(Aug. 3, 2011) On July 20, 2011, the Human Rights Commissioner of the Council of Europe, Thomas Hammarberg, criticized the legislation adopted by France, and more recently by Belgium, to ban the wearing of the burqa, on the grounds that such prohibitions may raise compatibility issues with certain rights, including the right to respect for personal life and personal identity. (Thomas Hammarberg, Penalising Women Who Wear the Burqa Does Not Liberate Them, HUMAN RIGHTS COMMENT (July 20, 2011).) He noted that similar calls to ban burqas in other countries, including Austria, Denmark, the Netherlands, and Switzerland, may have adverse effects on women who wear them. In Italy, he pointed out, the authorities punish women who wear burqas publicly by invoking an old anti-terrorist law prohibiting the covering up of one’s face. The Commissioner disagreed that such prohibitions may assist women to liberate themselves from repressive customs or rules; rather, he recommended that states focus on adopting laws, policies, and campaigns to fight discrimination against minorities and xenophobia. (Id.)

In June 2011, a French Muslim couple who are residents of the United Kingdom filed a complaint with the European Court of Human Rights against the prohibition imposed by France on full-face coverings.
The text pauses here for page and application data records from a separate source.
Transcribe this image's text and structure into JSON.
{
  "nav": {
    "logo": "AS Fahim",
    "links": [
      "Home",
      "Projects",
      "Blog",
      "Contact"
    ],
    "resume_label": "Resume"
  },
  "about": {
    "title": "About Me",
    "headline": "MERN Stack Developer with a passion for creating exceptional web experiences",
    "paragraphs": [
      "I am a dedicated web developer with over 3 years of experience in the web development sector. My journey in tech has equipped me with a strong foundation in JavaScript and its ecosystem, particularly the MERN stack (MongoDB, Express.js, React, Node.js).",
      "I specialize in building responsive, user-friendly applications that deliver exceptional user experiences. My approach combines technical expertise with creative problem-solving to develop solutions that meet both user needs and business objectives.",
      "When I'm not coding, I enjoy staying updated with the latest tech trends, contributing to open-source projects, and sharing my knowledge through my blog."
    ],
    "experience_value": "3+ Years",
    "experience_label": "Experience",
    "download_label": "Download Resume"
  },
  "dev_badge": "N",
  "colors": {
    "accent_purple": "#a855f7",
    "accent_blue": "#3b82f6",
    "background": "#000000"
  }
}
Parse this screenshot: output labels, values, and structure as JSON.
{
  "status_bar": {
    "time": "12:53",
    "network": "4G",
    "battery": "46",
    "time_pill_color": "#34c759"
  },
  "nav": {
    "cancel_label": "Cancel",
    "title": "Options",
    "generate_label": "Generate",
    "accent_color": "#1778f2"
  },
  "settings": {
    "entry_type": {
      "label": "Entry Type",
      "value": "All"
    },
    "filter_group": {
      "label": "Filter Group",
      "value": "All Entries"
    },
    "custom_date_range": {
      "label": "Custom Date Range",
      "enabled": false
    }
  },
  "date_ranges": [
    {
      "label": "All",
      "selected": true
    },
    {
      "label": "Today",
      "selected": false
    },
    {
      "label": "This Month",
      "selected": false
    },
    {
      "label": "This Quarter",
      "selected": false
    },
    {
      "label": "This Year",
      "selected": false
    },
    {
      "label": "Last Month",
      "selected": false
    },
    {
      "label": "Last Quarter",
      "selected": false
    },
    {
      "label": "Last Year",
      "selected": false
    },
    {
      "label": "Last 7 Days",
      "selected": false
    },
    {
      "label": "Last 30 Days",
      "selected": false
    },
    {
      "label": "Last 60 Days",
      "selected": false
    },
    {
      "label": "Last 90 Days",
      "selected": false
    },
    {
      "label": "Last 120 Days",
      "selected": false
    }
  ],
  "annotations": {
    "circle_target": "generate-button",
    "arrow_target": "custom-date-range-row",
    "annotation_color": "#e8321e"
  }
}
Pursuant to the French law, women who wear burqas in public can be fined €150 (about US$215) and also be ordered to take a citizenship class. (Maureen Cosgrove, European Rights Official Denounces Burqa Bans, PAPER CHASE NEWSBURST (July 20, 2011).)